« Reply #66 on: September 06, 2008, 10:39:04 AM »
Hi guys,

I have followed the advice from this thread and found that cutting the fresh yeast from 1 gram to 1/3rd gram was much better.  I do think it might have been too much and I should maybe now try 1/2 gram.  I was also wondering as to why my pizza dough becomes tough after a while (I used this recipe in the home oven and not the brick oven at 500 degrees this time as I didnt have time lately to fire up the brick oven).  I find this can happen even with the brick oven that the dough can become tougher after a while.  Sometimes it is nice and crisp and doesnt change much and other times it can become tougher.  I think it might be a question of if it is underhydrated.  I may have been confusing overhydrated with overfermented, but in this case I followed this recipe exactly and still have had this issue... even though it is inline with the suggested hydration for Caputo dough.

850g caputo
500ml water
25g sea salt
1/3 gram yeast (but will now try 1/2g)

18 bulk rise - wrapped in plastic which worked great as per advice from forum
3 hour individual ball rise under blankets which did not form any crusting and dough was nice and soft.. after a 1/2 hour i noticed them starting to become crustier on the skin

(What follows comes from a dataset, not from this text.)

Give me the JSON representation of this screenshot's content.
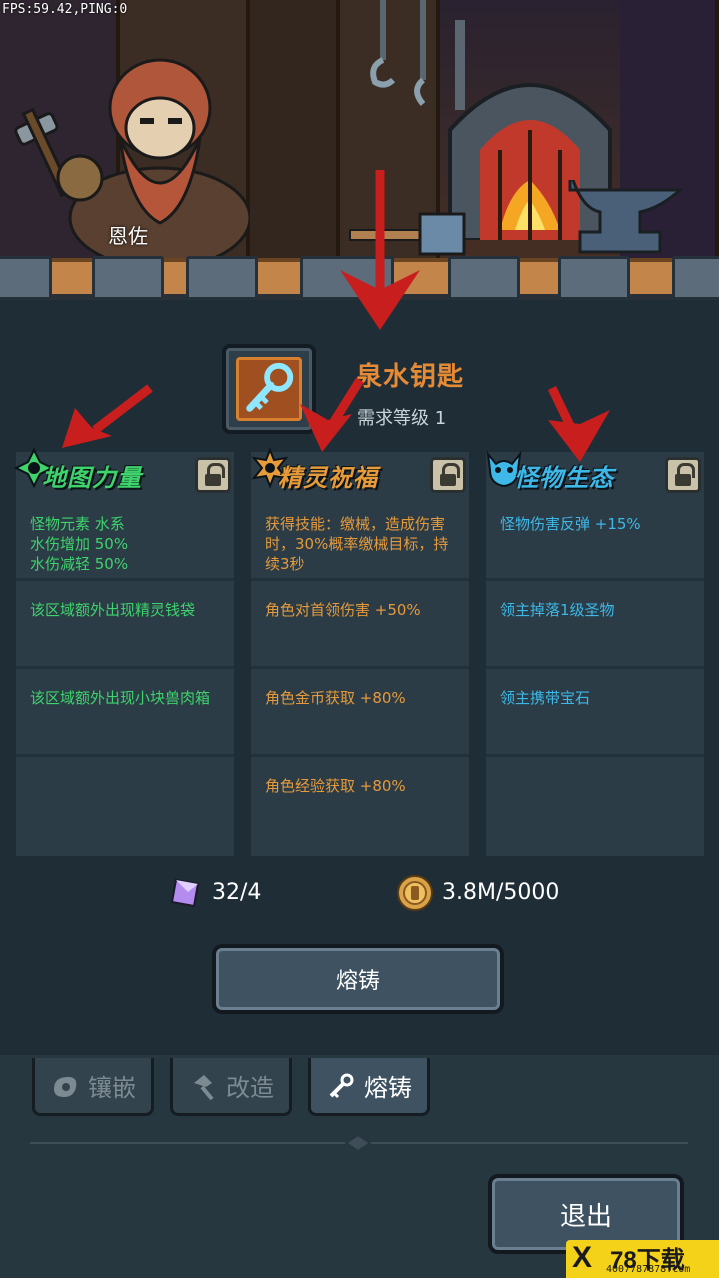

thanks,
Al
« Last Edit: September 06, 2008, 10:49:00 AM by artigiano »